(CNSNews.com) – In a speech at the National Press Club on Wednesday, South Carolina Gov. Nikki Haley said voter ID laws are not racist and that states should “figure out ways to make it easy and cost-free for every eligible voter to obtain a photo ID.”
“Requiring people to show a photo ID before they vote is a reasonable measure. It is not racist,” said Haley. “If everyone was willing to stop shouting and stop trying to score race-baiting political points, we could reach common ground. I want everyone who is eligible to vote, to vote.”
When Haley spoke about the Charleston church shooting, she described how Rev. Al Sharpton spoke at one of the funerals for the victims and criticized Haley, saying that the only time Haley would have seen him was through her office window when he was outside leading a protest.

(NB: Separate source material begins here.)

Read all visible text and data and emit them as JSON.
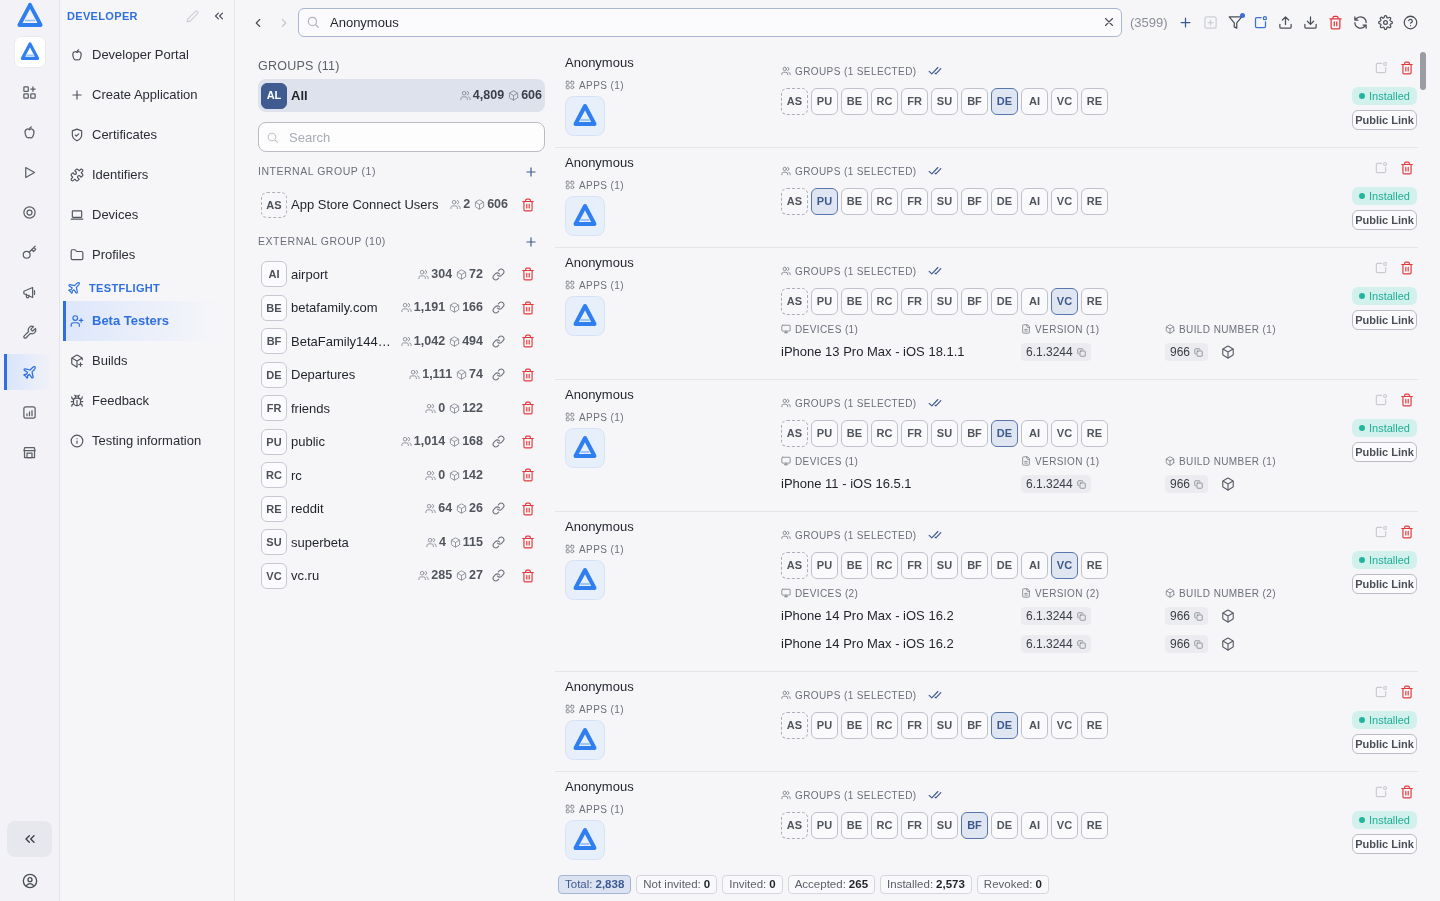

When it was Haley’s turn to speak, she said, she addressed Sharpton and said, “If you were protesting outside of my office, and if you would have come inside and held out your hand, I would have hugged you.”
“Communication has to flow both ways. One of the lessons of the flag controversy is that we stop shouting and we start listening. We get more accomplished. We should all listen to each other more. We will all benefit from walking in each other’s shoes,” she said.
Haley cited voter ID laws as “a good example” of how everyone can “benefit from walking in each other’s shoes.”
“A good example in the civil rights arena is in voter ID laws. There are those who act as if any effort whatsoever to maintain the integrity of the voting process is a racist attack against civil rights. Well that’s just not true. Requiring people to show a photo ID before they vote is a reasonable measure,” Haley said in a speech on economic and social changes in the South.
Haley said she also met Rev. Jesse Jackson at the shooting victims’ funerals, and she considers him a friend.
“I now count Rev. Jesse Jackson as a friend. I got to know him through the funerals. He’s a native South Carolinian, who has done some amazing things with his career with voter registration. I will say this: Any time Rev. Jackson wants to do a voter registration drive in South Carolina, I will stand shoulder-to-shoulder with him. I want to make it easy for everyone who is rightfully eligible to vote to do so,” she said.
As for the idea of requiring a picture ID to vote, Haley said her state has made it easy for the poor to obtain photo IDs by offering rides to any citizen throughout the state to their local Department of Motor Vehicles. There, the eligible voter can obtain a photo ID for free, she said.
“For most people, showing a picture ID is no burden, but I recognize that for some, it is a burden, and those are disproportionately poor, elderly or disabled, which is why South Carolina, we offered rides to any citizen, anywhere in the state, to get to their local DMV and get a free picture ID,” Haley said.
“So let’s not throw out voter ID laws. The integrity of our democracy is too important for that, but let’s figure out ways to make it easy and cost-free for every eligible voter to obtain a photo ID. That way, everyone who wants to vote can vote,” she added.